The Beethoven piece was quite enjoyable, as any good rendition of the work would be.  The balance between the soloist and the orchestra was great at our seats.  The three movements are Allegro con brio, Largo, and Rondo: Allegro.  Ah, the simplicity.  For some reason Beethoven took a long time to complete this work, and the cadenza wasn’t completed until 1809.

A few days ago Chung Shu sent me several Youtube links to a Rite of Spring performance conducted by Boulez, with the assignment to delineate where each of the “movements” begins and ends.  The piece is thirty-some minutes in length, and is in two parts.  Part One: The Adoration of the Earth consists of Introduction, Augurs of Spring (Dance of the Adolescent Girls), Mock Abduction, Spring Rounds, Ritual of Rival Tribes, Procession of the Sage, The Adoration of the Earth (The Sage), and Dance of the Earth.  The Second Part (The Sacrifice) consists of Introduction, Mystical Cycle of the Young Girls, Glorification of the Chosen One, Evocation of the Ancestors, Ritual Action of the Ancestors, and Sacrificial Dance (The Chosen One).  I also found a Boulez performance of the ballet on Youtube.  After working on it for a morning, I did manage to complete the assignment.  The ballet performance is interesting in that there was some spectacular horsemanship, but puzzling as you wouldn’t think it follows the plot at all – such as it is.

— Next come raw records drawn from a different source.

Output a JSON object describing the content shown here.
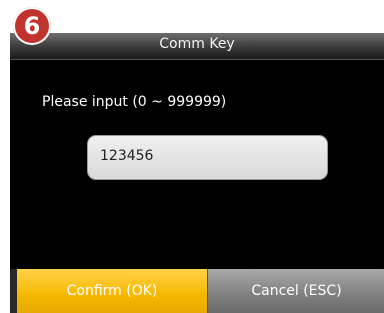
{
  "step": {
    "number": "6"
  },
  "window": {
    "title": "Comm Key"
  },
  "form": {
    "prompt": "Please input (0 ~ 999999)",
    "value": "123456"
  },
  "buttons": {
    "confirm": "Confirm (OK)",
    "cancel": "Cancel (ESC)"
  },
  "colors": {
    "confirm_button": "#f5b800",
    "cancel_button": "#7f7f7f",
    "badge": "#c1332e",
    "background": "#000000"
  }
}
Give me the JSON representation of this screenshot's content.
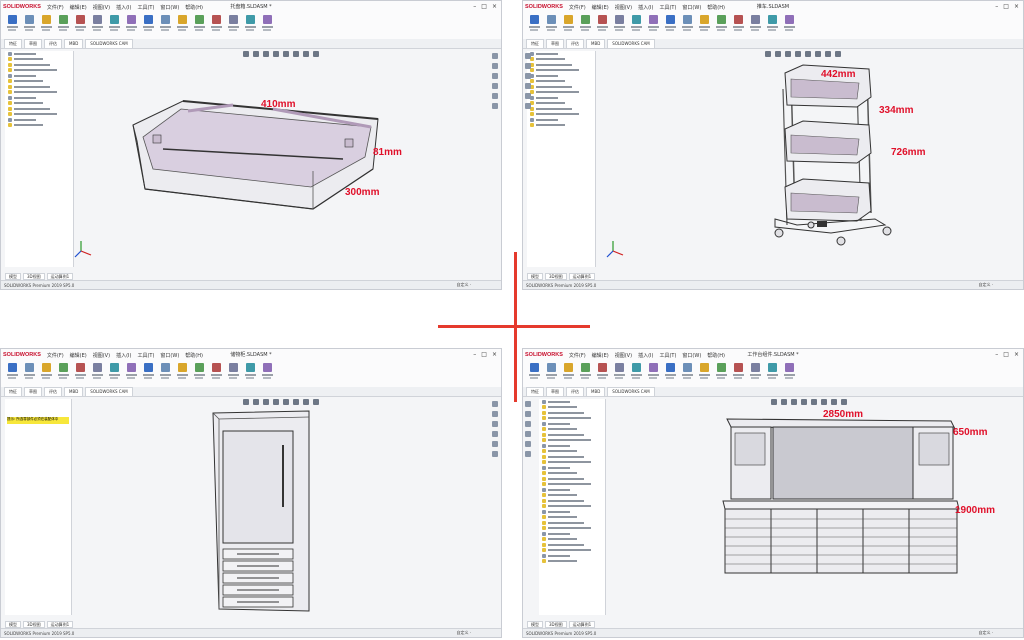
{
  "app": {
    "logo": "SOLIDWORKS",
    "status_left": "SOLIDWORKS Premium 2019 SP5.0",
    "status_right": "自定义 ·",
    "menus": [
      "文件(F)",
      "编辑(E)",
      "视图(V)",
      "插入(I)",
      "工具(T)",
      "窗口(W)",
      "帮助(H)"
    ],
    "tabs": [
      "特征",
      "草图",
      "评估",
      "MBD",
      "SOLIDWORKS CAM"
    ],
    "bottom_tabs": [
      "模型",
      "3D视图",
      "运动算例1"
    ]
  },
  "quadrants": [
    {
      "id": "tray",
      "title": "托盘箱.SLDASM *",
      "dimensions": [
        "410mm",
        "81mm",
        "300mm"
      ]
    },
    {
      "id": "cart",
      "title": "推车.SLDASM",
      "dimensions": [
        "442mm",
        "334mm",
        "726mm"
      ]
    },
    {
      "id": "cabinet",
      "title": "储物柜.SLDASM *",
      "panel_warning": "提示: 所选零部件必须在装配体中",
      "dimensions": []
    },
    {
      "id": "workbench",
      "title": "工作台组件.SLDASM *",
      "dimensions": [
        "2850mm",
        "650mm",
        "1900mm"
      ]
    }
  ],
  "colors": {
    "dimension": "#e0102a",
    "cross": "#e53a2d",
    "model_fill": "#ececf0",
    "model_shade": "#c9bccf"
  }
}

To my great dismay, I couldn’t quite follow the music during the actual concert itself.  What I should have done is to bring my homework write up with me.

Chung Shu posted a link to the New York Times review on an earlier performance, which I haven’t yet read: I don’t want to be biased by these influential critics.  I couldn’t avoid his posting saying the Rite of Spring was the highlight of the evening, though.

My experience isn’t nearly as sanguine.  The piece started okay, with the lovely mysterious tune played by the bassoon that made this piece so famous.  It however eventually degenerated into simply a competition between the sections to see who could play louder.  And given where we sit, they were pretty loud.  I had mentioned in a prior blog (when they were playing a Tchaikovsky symphony) that Gilbert seemed to be able to put an appropriate restraint on things.  He either couldn’t, or wouldn’t, do that tonight.  This is the third time I have blogged about this piece, and I thought the other two times, conducted by Harding and Mehta, were better (this is from my blog entries, I certainly don’t remember the specific performances.)

So, the season for me isn’t off to a great start, although I am sure it’ll improve.

The New York Times review goes into a detailed description of Kurtag’s piece.  It is one of the most positive pieces ever written by a Times reviewer in recent memory.  We evidently listen for very different things.